Assigned task: Write each record again exactly as it stands.

Records supplied:
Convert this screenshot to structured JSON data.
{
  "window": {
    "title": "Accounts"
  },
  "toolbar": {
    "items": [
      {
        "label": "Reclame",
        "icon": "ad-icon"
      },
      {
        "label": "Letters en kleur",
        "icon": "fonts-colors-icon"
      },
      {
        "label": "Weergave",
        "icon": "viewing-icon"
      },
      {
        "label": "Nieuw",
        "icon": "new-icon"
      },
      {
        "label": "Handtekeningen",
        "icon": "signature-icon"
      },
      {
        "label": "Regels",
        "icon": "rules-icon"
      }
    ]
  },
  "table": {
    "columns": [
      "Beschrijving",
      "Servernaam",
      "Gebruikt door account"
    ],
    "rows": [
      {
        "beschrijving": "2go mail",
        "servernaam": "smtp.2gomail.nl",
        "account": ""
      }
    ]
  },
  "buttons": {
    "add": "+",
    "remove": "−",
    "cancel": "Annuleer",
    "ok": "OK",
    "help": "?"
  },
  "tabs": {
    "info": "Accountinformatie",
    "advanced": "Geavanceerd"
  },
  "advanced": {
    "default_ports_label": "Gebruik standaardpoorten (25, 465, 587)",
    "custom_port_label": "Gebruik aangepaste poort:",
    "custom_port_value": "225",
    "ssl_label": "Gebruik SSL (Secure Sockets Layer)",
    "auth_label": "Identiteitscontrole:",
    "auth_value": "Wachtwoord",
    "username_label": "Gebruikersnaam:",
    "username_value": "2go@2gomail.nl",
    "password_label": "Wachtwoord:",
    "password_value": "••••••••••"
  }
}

Response box:
Convert this screenshot to structured JSON data.
{
  "window": {
    "title": "Accounts"
  },
  "toolbar": {
    "items": [
      {
        "label": "Reclame",
        "icon": "ad-icon"
      },
      {
        "label": "Letters en kleur",
        "icon": "fonts-colors-icon"
      },
      {
        "label": "Weergave",
        "icon": "viewing-icon"
      },
      {
        "label": "Nieuw",
        "icon": "new-icon"
      },
      {
        "label": "Handtekeningen",
        "icon": "signature-icon"
      },
      {
        "label": "Regels",
        "icon": "rules-icon"
      }
    ]
  },
  "table": {
    "columns": [
      "Beschrijving",
      "Servernaam",
      "Gebruikt door account"
    ],
    "rows": [
      {
        "beschrijving": "2go mail",
        "servernaam": "smtp.2gomail.nl",
        "account": ""
      }
    ]
  },
  "buttons": {
    "add": "+",
    "remove": "−",
    "cancel": "Annuleer",
    "ok": "OK",
    "help": "?"
  },
  "tabs": {
    "info": "Accountinformatie",
    "advanced": "Geavanceerd"
  },
  "advanced": {
    "default_ports_label": "Gebruik standaardpoorten (25, 465, 587)",
    "custom_port_label": "Gebruik aangepaste poort:",
    "custom_port_value": "225",
    "ssl_label": "Gebruik SSL (Secure Sockets Layer)",
    "auth_label": "Identiteitscontrole:",
    "auth_value": "Wachtwoord",
    "username_label": "Gebruikersnaam:",
    "username_value": "2go@2gomail.nl",
    "password_label": "Wachtwoord:",
    "password_value": "••••••••••"
  }
}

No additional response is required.